Unusually noisy and violent for a Ken Loach feature, this melodramatic period picture about the messy birth of the Irish Republic in the early 1920s won the top prize at Cannes in 2006. Scripted by Loach regular Paul Laverty (Sweet Sixteen), it corresponds to leftist agitprop in some particulars but confounds predictable political agendas in others. Much of the violence registers as futile, regardless of where it’s coming from or whether or not it’s retaliatory. The drama revolves around two Irish brothers (Cillian Murphy and Padraic Delaney) whose ideas begin to diverge; both actors are good, but the ensemble playing predominates.

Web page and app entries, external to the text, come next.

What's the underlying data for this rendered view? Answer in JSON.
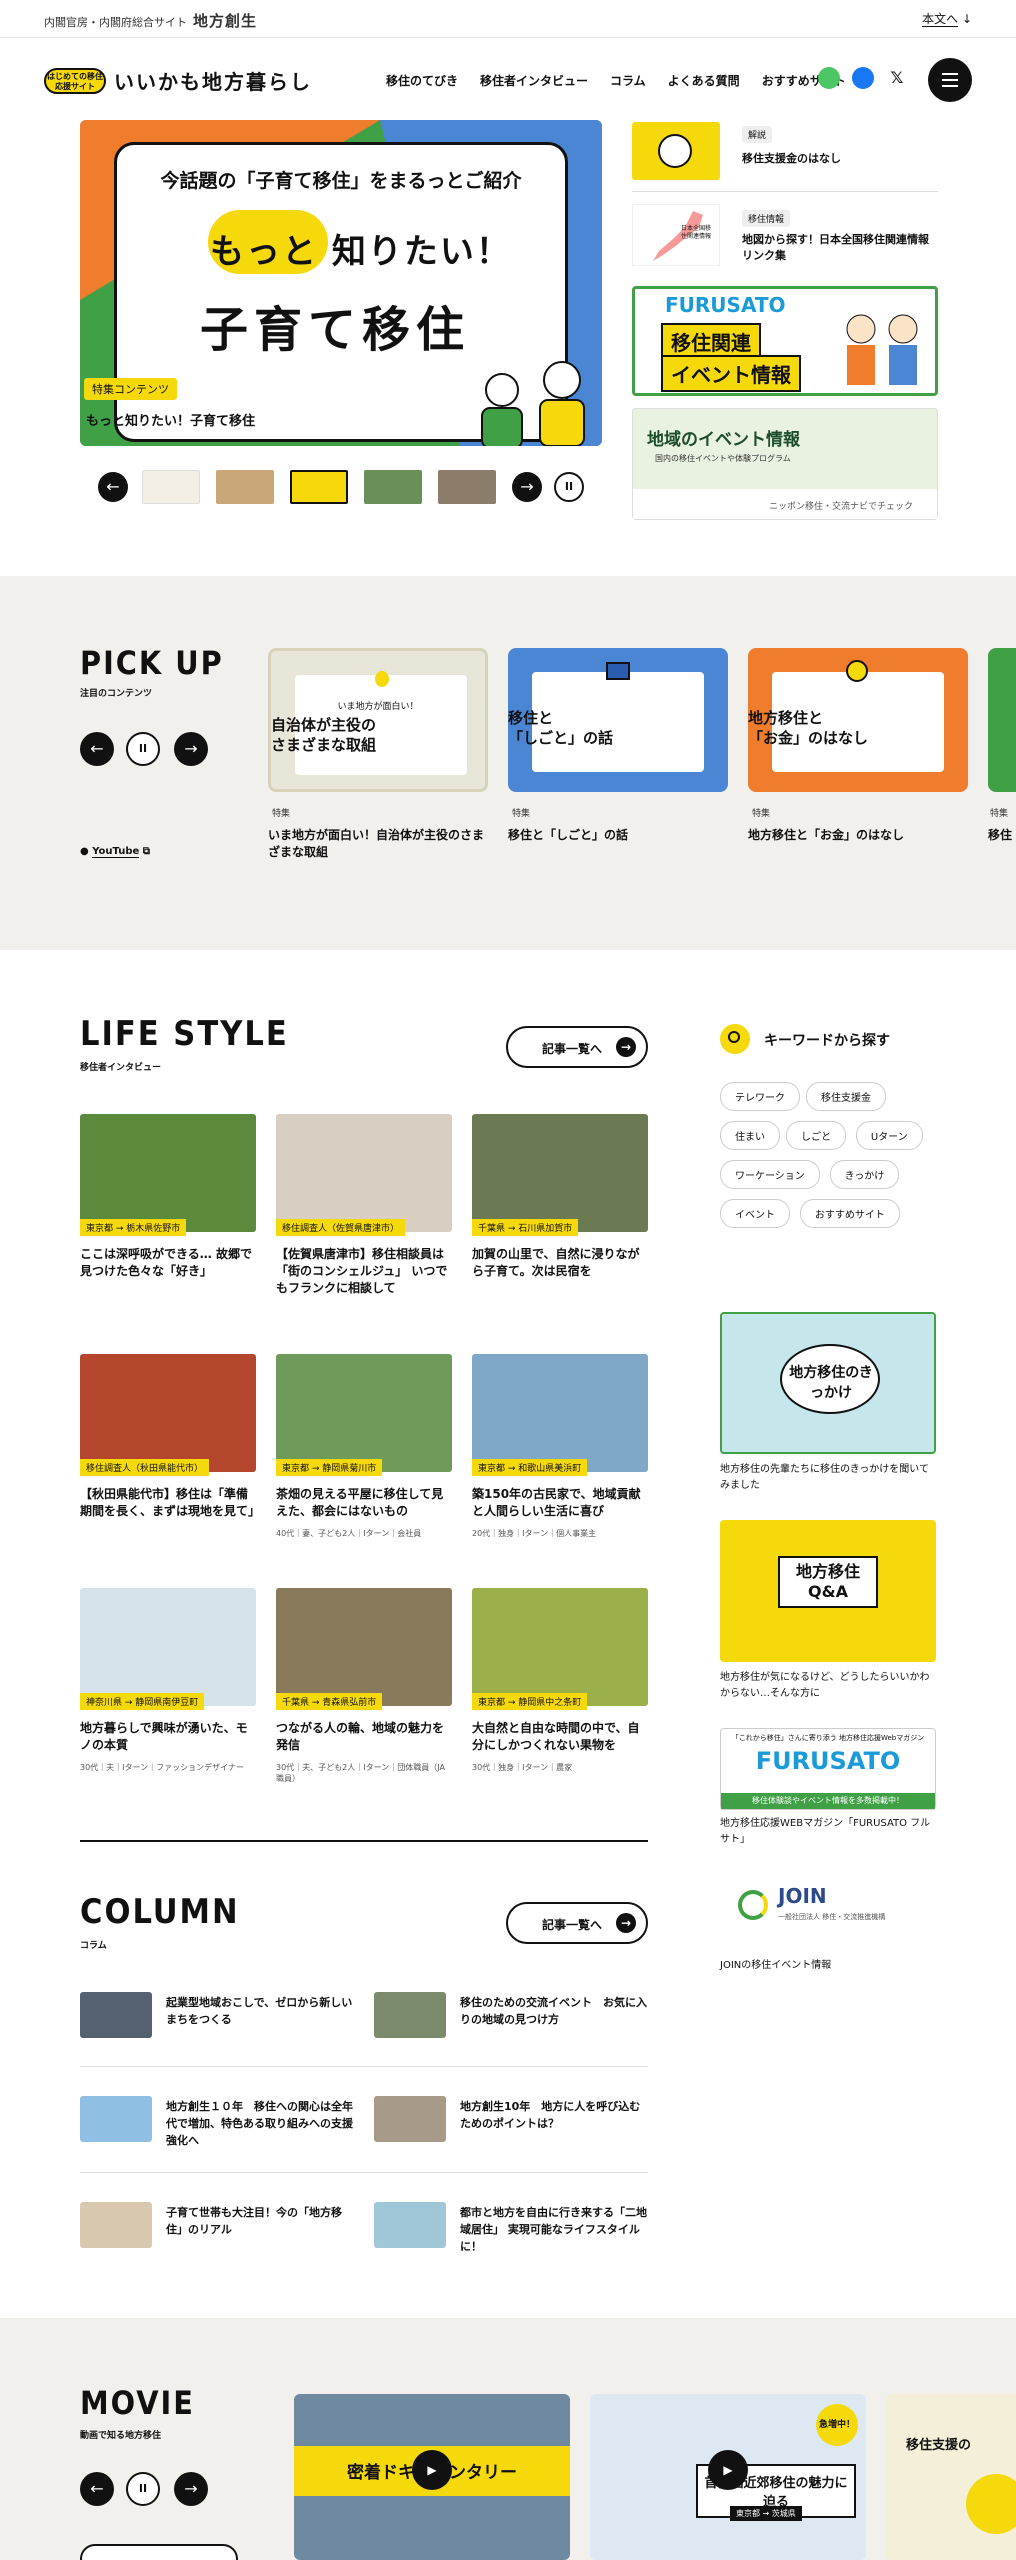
{
  "topbar": {
    "org": "内閣官房・内閣府総合サイト",
    "brand": "地方創生",
    "skip_link": "本文へ",
    "skip_icon": "arrow-down-icon"
  },
  "header": {
    "logo_badge": "はじめての移住応援サイト",
    "logo_text": "いいかも地方暮らし",
    "nav": [
      "移住のてびき",
      "移住者インタビュー",
      "コラム",
      "よくある質問",
      "おすすめサイト"
    ],
    "social": [
      "line-icon",
      "facebook-icon",
      "x-icon"
    ],
    "menu_icon": "hamburger-icon"
  },
  "hero": {
    "line1": "今話題の「子育て移住」をまるっとご紹介",
    "line2": "もっと 知りたい！",
    "line3": "子育て移住",
    "tag": "特集コンテンツ",
    "caption": "もっと知りたい！子育て移住",
    "colors": {
      "green": "#3fa046",
      "orange": "#ef7d2d",
      "blue": "#4a86d4",
      "yellow": "#f5d90a"
    }
  },
  "side": {
    "items": [
      {
        "badge": "解説",
        "title": "移住支援金のはなし"
      },
      {
        "badge": "移住情報",
        "title": "地図から探す！日本全国移住関連情報リンク集",
        "map_label": "日本全国移住関連情報"
      }
    ],
    "banner1": {
      "brand": "FURUSATO",
      "line1": "移住関連",
      "line2": "イベント情報"
    },
    "banner2": {
      "title": "地域のイベント情報",
      "sub": "国内の移住イベントや体験プログラム",
      "foot": "ニッポン移住・交流ナビでチェック"
    }
  },
  "pickup": {
    "title": "PICK UP",
    "subtitle": "注目のコンテンツ",
    "youtube": "YouTube",
    "cards": [
      {
        "top": "いま地方が面白い！",
        "title": "自治体が主役の\nさまざまな取組",
        "tag": "特集",
        "caption": "いま地方が面白い！自治体が主役のさまざまな取組"
      },
      {
        "title": "移住と\n「しごと」の話",
        "tag": "特集",
        "caption": "移住と「しごと」の話"
      },
      {
        "title": "地方移住と\n「お金」のはなし",
        "tag": "特集",
        "caption": "地方移住と「お金」のはなし"
      },
      {
        "tag": "特集",
        "caption": "移住"
      }
    ]
  },
  "lifestyle": {
    "title": "LIFE STYLE",
    "subtitle": "移住者インタビュー",
    "more": "記事一覧へ",
    "cards": [
      {
        "loc": "東京都 → 栃木県佐野市",
        "title": "ここは深呼吸ができる… 故郷で見つけた色々な「好き」",
        "meta": ""
      },
      {
        "loc": "移住調査人（佐賀県唐津市）",
        "title": "【佐賀県唐津市】移住相談員は「街のコンシェルジュ」 いつでもフランクに相談して",
        "meta": ""
      },
      {
        "loc": "千葉県 → 石川県加賀市",
        "title": "加賀の山里で、自然に浸りながら子育て。次は民宿を",
        "meta": ""
      },
      {
        "loc": "移住調査人（秋田県能代市）",
        "title": "【秋田県能代市】移住は「準備期間を長く、まずは現地を見て」",
        "meta": ""
      },
      {
        "loc": "東京都 → 静岡県菊川市",
        "title": "茶畑の見える平屋に移住して見えた、都会にはないもの",
        "meta": "40代｜妻、子ども2人｜Iターン｜会社員"
      },
      {
        "loc": "東京都 → 和歌山県美浜町",
        "title": "築150年の古民家で、地域貢献と人間らしい生活に喜び",
        "meta": "20代｜独身｜Iターン｜個人事業主"
      },
      {
        "loc": "神奈川県 → 静岡県南伊豆町",
        "title": "地方暮らしで興味が湧いた、モノの本質",
        "meta": "30代｜夫｜Iターン｜ファッションデザイナー"
      },
      {
        "loc": "千葉県 → 青森県弘前市",
        "title": "つながる人の輪、地域の魅力を発信",
        "meta": "30代｜夫、子ども2人｜Iターン｜団体職員（JA職員）"
      },
      {
        "loc": "東京都 → 静岡県中之条町",
        "title": "大自然と自由な時間の中で、自分にしかつくれない果物を",
        "meta": "30代｜独身｜Iターン｜農家"
      }
    ]
  },
  "keywords": {
    "title": "キーワードから探す",
    "icon": "search-icon",
    "tags": [
      "テレワーク",
      "移住支援金",
      "住まい",
      "しごと",
      "Uターン",
      "ワーケーション",
      "きっかけ",
      "イベント",
      "おすすめサイト"
    ]
  },
  "banners": [
    {
      "title": "地方移住のきっかけ",
      "caption": "地方移住の先輩たちに移住のきっかけを聞いてみました"
    },
    {
      "title": "地方移住\nQ&A",
      "caption": "地方移住が気になるけど、どうしたらいいかわからない…そんな方に"
    },
    {
      "brand": "FURUSATO",
      "top": "「これから移住」さんに寄り添う 地方移住応援Webマガジン",
      "foot": "移住体験談やイベント情報を多数掲載中！",
      "caption": "地方移住応援WEBマガジン「FURUSATO フルサト」"
    },
    {
      "brand": "JOIN",
      "sub": "一般社団法人 移住・交流推進機構",
      "caption": "JOINの移住イベント情報"
    }
  ],
  "column": {
    "title": "COLUMN",
    "subtitle": "コラム",
    "more": "記事一覧へ",
    "items": [
      "起業型地域おこしで、ゼロから新しいまちをつくる",
      "移住のための交流イベント　お気に入りの地域の見つけ方",
      "地方創生１０年　移住への関心は全年代で増加、特色ある取り組みへの支援強化へ",
      "地方創生10年　地方に人を呼び込むためのポイントは？",
      "子育て世帯も大注目！今の「地方移住」のリアル",
      "都市と地方を自由に行き来する「二地域居住」 実現可能なライフスタイルに！"
    ]
  },
  "movie": {
    "title": "MOVIE",
    "subtitle": "動画で知る地方移住",
    "cards": [
      {
        "label": "密着ドキュメンタリー"
      },
      {
        "badge": "急増中！",
        "label": "首都圏近郊移住の魅力に迫る",
        "route": "東京都 → 茨城県"
      },
      {
        "label": "移住支援の"
      }
    ]
  }
}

As frequently happens in both Loach films and history, the betrayal of ideals, socialist and otherwise, leaves a harsh aftertaste, which made me feel sadder but not much wiser. 127 min. (JR)… Read more »

Classic Jazz Performances

Four short films, including two by Dudley Murphy that will knock your socks off: St. Louis Blues (1929), featuring the only film appearance by Bessie Smith, and Black and Tan (1929), a haunting avant-garde narrative featuring Duke Ellington’s orchestra and several dancers. A Bundle of Blues (1933) features Ellington’s group with vocalist Ivy Anderson and Symphony in Black (1935) memorably pairs the band with an uncredited Billie Holiday. (JR)… Read more »

The Cats of Mirikitani

Linda Hattendorf, a longtime documentary editor, met a homeless, 80-year-old Japanese-American artist a block from her SoHo apartment in early 2001, and after the World Trade Center attacks made living on the street impossible for him, she put him up, helped him find work and housing, and made him the subject of this impressive 2006 feature, her directorial debut. The fascinating narrative covers the artist’s long stretch in a U.S. internment camp during World War II (ironically, he’d fled Japan to escape the rising tide of militarism) and his ensuing tangles with the government, while simultaneously charting his reconciliation with his checkered past. The storytelling is so masterful that Hattendorf doesn’t have to spell out the striking parallels between the persecution of Japanese after Pearl Harbor and the harassment of Muslims after 9/11. In English and subtitled Japanese. 74 min. Reviewed this week in Section 1. a Facets Cinematheque. … Read more »